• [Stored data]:
==================================================

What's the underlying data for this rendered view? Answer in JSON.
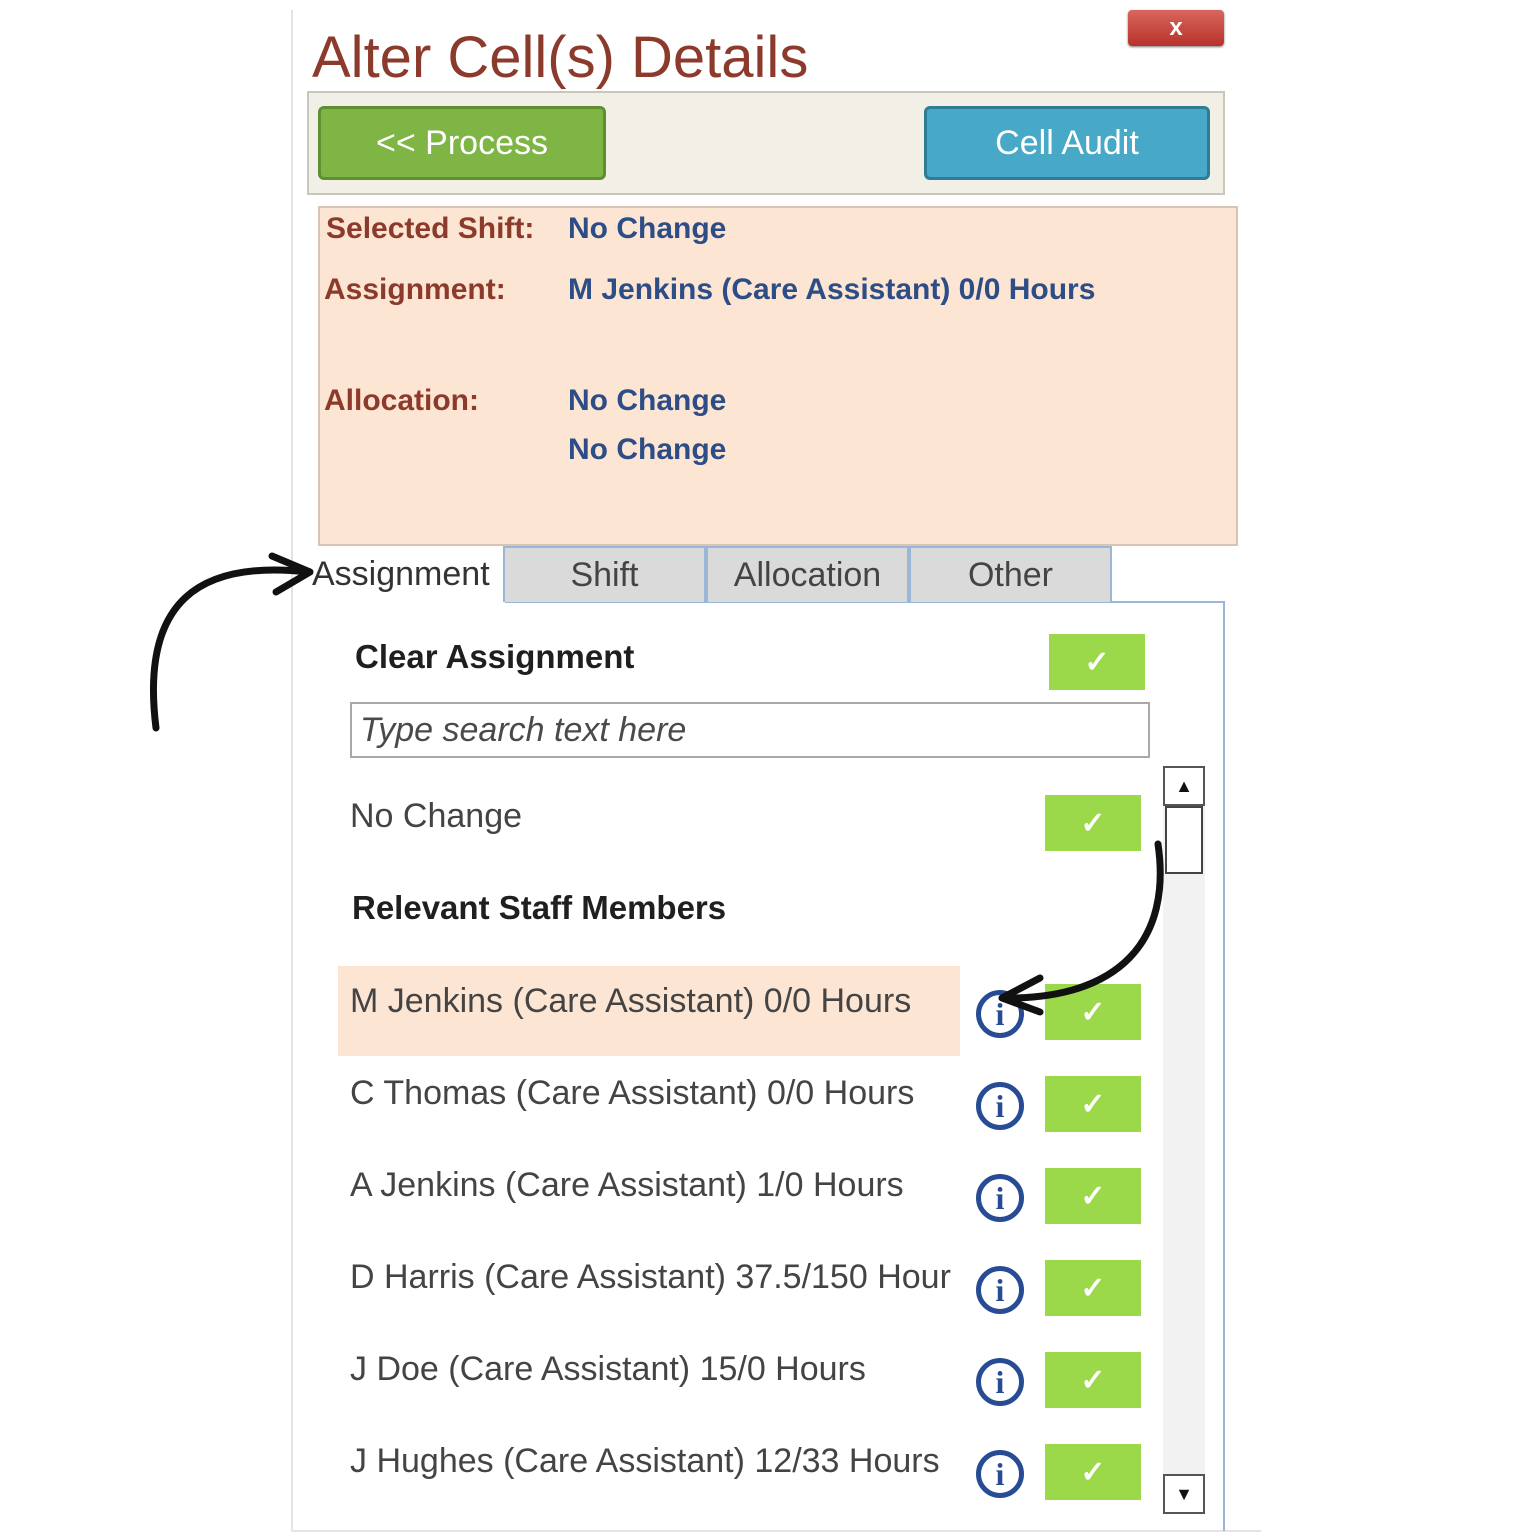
{
  "dialog": {
    "title": "Alter Cell(s) Details",
    "close_glyph": "x",
    "process_label": "<< Process",
    "audit_label": "Cell Audit"
  },
  "summary": {
    "selected_shift_label": "Selected Shift:",
    "selected_shift_value": "No Change",
    "assignment_label": "Assignment:",
    "assignment_value": "M Jenkins (Care Assistant) 0/0 Hours",
    "allocation_label": "Allocation:",
    "allocation_value_1": "No Change",
    "allocation_value_2": "No Change"
  },
  "tabs": {
    "assignment": "Assignment",
    "shift": "Shift",
    "allocation": "Allocation",
    "other": "Other",
    "active": "Assignment"
  },
  "assignment_panel": {
    "clear_label": "Clear Assignment",
    "search_placeholder": "Type search text here",
    "no_change_label": "No Change",
    "relevant_heading": "Relevant Staff Members",
    "check_glyph": "✓",
    "info_glyph": "i",
    "staff": [
      {
        "name": "M Jenkins (Care Assistant) 0/0 Hours"
      },
      {
        "name": "C Thomas (Care Assistant) 0/0 Hours"
      },
      {
        "name": "A Jenkins (Care Assistant) 1/0 Hours"
      },
      {
        "name": "D Harris (Care Assistant) 37.5/150 Hour"
      },
      {
        "name": "J Doe (Care Assistant) 15/0 Hours"
      },
      {
        "name": "J Hughes (Care Assistant) 12/33 Hours"
      }
    ]
  },
  "scrollbar": {
    "up_glyph": "▲",
    "down_glyph": "▼"
  },
  "colors": {
    "title": "#8b3a2b",
    "process": "#7fb545",
    "audit": "#47a9c7",
    "summary_bg": "#fde5d3",
    "value_text": "#2d4d86",
    "check_bg": "#9bd84a",
    "info": "#274c94"
  }
}
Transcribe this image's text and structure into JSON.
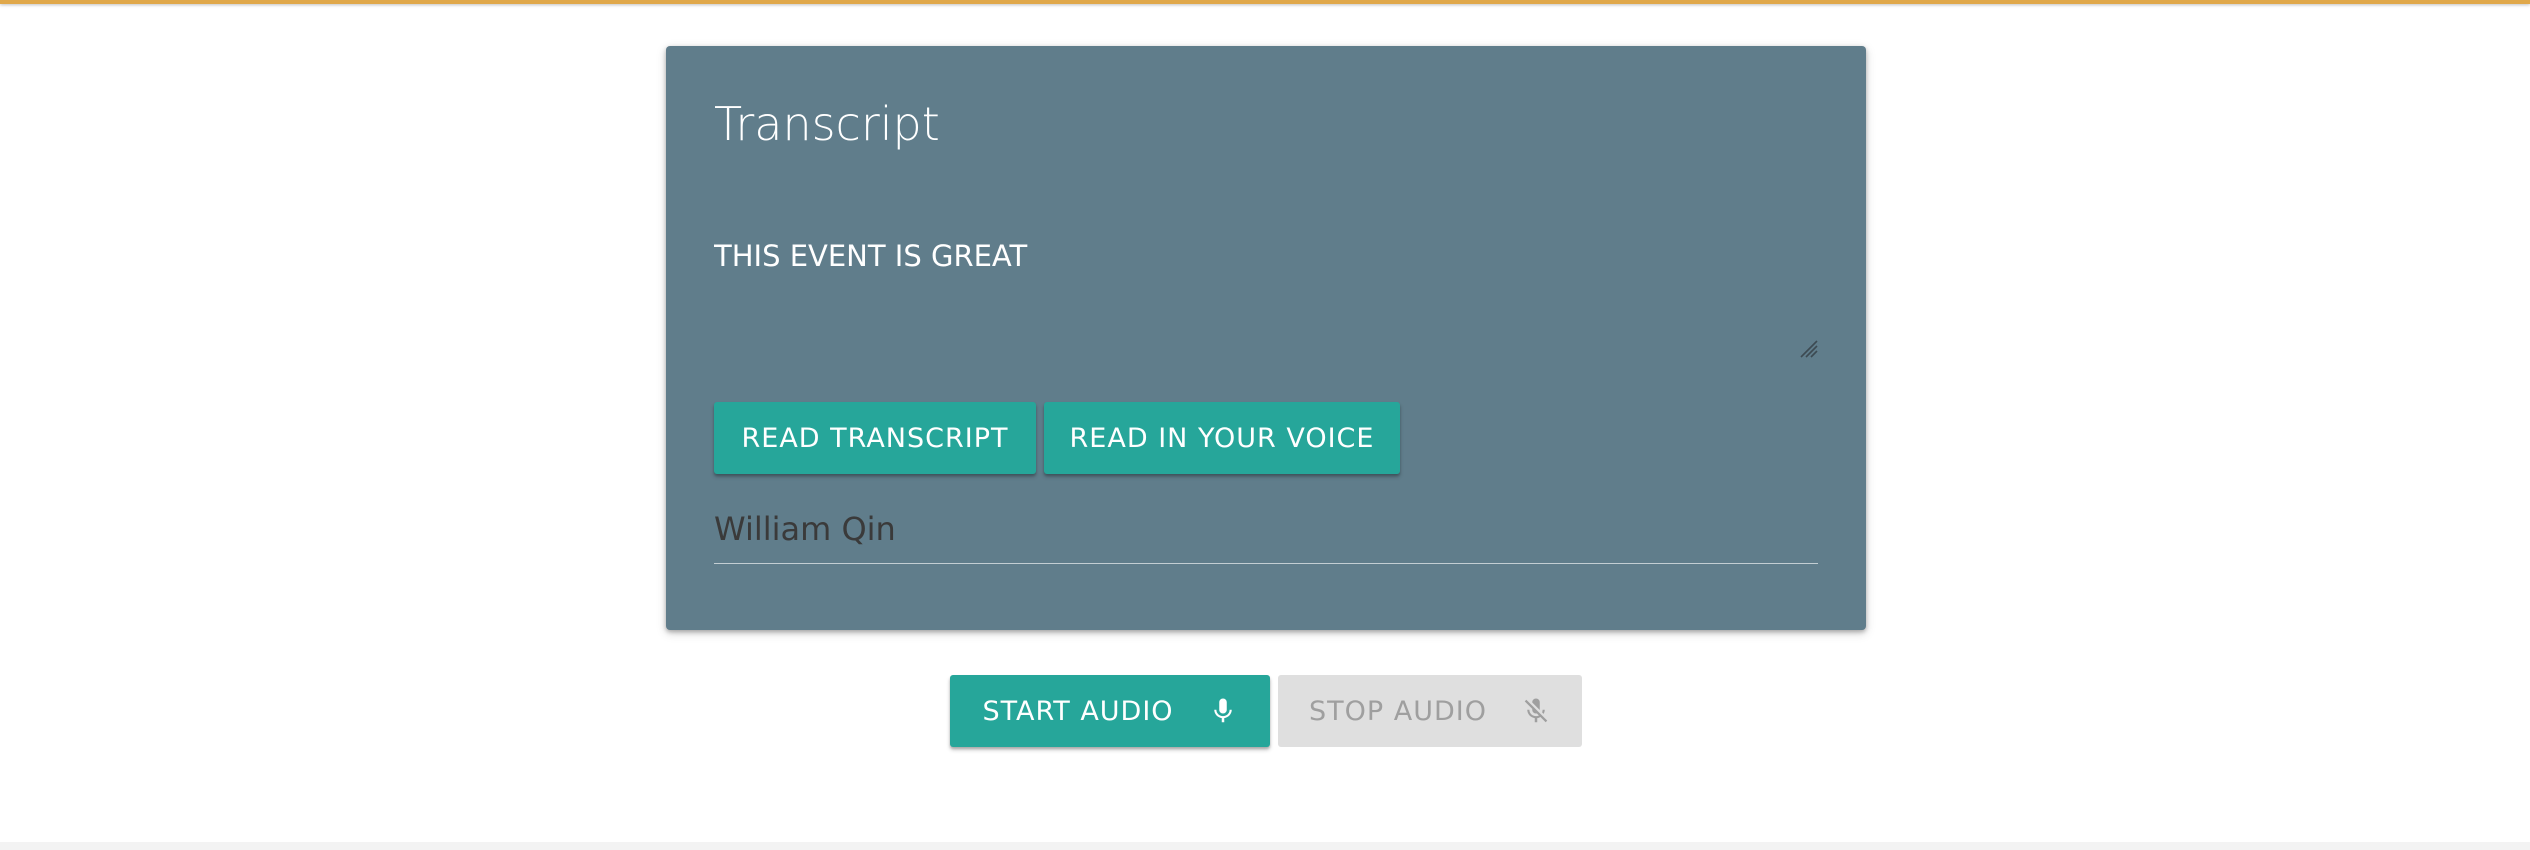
{
  "card": {
    "title": "Transcript",
    "transcript_text": "THIS EVENT IS GREAT",
    "read_transcript_label": "READ TRANSCRIPT",
    "read_voice_label": "READ IN YOUR VOICE",
    "name_value": "William Qin"
  },
  "controls": {
    "start_label": "START AUDIO",
    "start_icon": "microphone-icon",
    "stop_label": "STOP AUDIO",
    "stop_icon": "microphone-off-icon",
    "stop_disabled": true
  },
  "colors": {
    "card_bg": "#607d8b",
    "accent": "#26a69a",
    "top_bar": "#e0a84a",
    "disabled_bg": "#dfdfdf",
    "disabled_text": "#9f9f9f"
  }
}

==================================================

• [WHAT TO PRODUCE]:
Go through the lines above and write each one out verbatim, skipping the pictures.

• [RESULT FOR THIS TASK]:
What's the underlying data for this rendered view? Answer in JSON.
{
  "dialog": {
    "title": "Alter Cell(s) Details",
    "close_glyph": "x",
    "process_label": "<< Process",
    "audit_label": "Cell Audit"
  },
  "summary": {
    "selected_shift_label": "Selected Shift:",
    "selected_shift_value": "No Change",
    "assignment_label": "Assignment:",
    "assignment_value": "M Jenkins (Care Assistant) 0/0 Hours",
    "allocation_label": "Allocation:",
    "allocation_value_1": "No Change",
    "allocation_value_2": "No Change"
  },
  "tabs": {
    "assignment": "Assignment",
    "shift": "Shift",
    "allocation": "Allocation",
    "other": "Other",
    "active": "Assignment"
  },
  "assignment_panel": {
    "clear_label": "Clear Assignment",
    "search_placeholder": "Type search text here",
    "no_change_label": "No Change",
    "relevant_heading": "Relevant Staff Members",
    "check_glyph": "✓",
    "info_glyph": "i",
    "staff": [
      {
        "name": "M Jenkins (Care Assistant) 0/0 Hours"
      },
      {
        "name": "C Thomas (Care Assistant) 0/0 Hours"
      },
      {
        "name": "A Jenkins (Care Assistant) 1/0 Hours"
      },
      {
        "name": "D Harris (Care Assistant) 37.5/150 Hour"
      },
      {
        "name": "J Doe (Care Assistant) 15/0 Hours"
      },
      {
        "name": "J Hughes (Care Assistant) 12/33 Hours"
      }
    ]
  },
  "scrollbar": {
    "up_glyph": "▲",
    "down_glyph": "▼"
  },
  "colors": {
    "title": "#8b3a2b",
    "process": "#7fb545",
    "audit": "#47a9c7",
    "summary_bg": "#fde5d3",
    "value_text": "#2d4d86",
    "check_bg": "#9bd84a",
    "info": "#274c94"
  }
}
Transcribe this image's text and structure into JSON.
{
  "card": {
    "title": "Transcript",
    "transcript_text": "THIS EVENT IS GREAT",
    "read_transcript_label": "READ TRANSCRIPT",
    "read_voice_label": "READ IN YOUR VOICE",
    "name_value": "William Qin"
  },
  "controls": {
    "start_label": "START AUDIO",
    "start_icon": "microphone-icon",
    "stop_label": "STOP AUDIO",
    "stop_icon": "microphone-off-icon",
    "stop_disabled": true
  },
  "colors": {
    "card_bg": "#607d8b",
    "accent": "#26a69a",
    "top_bar": "#e0a84a",
    "disabled_bg": "#dfdfdf",
    "disabled_text": "#9f9f9f"
  }
}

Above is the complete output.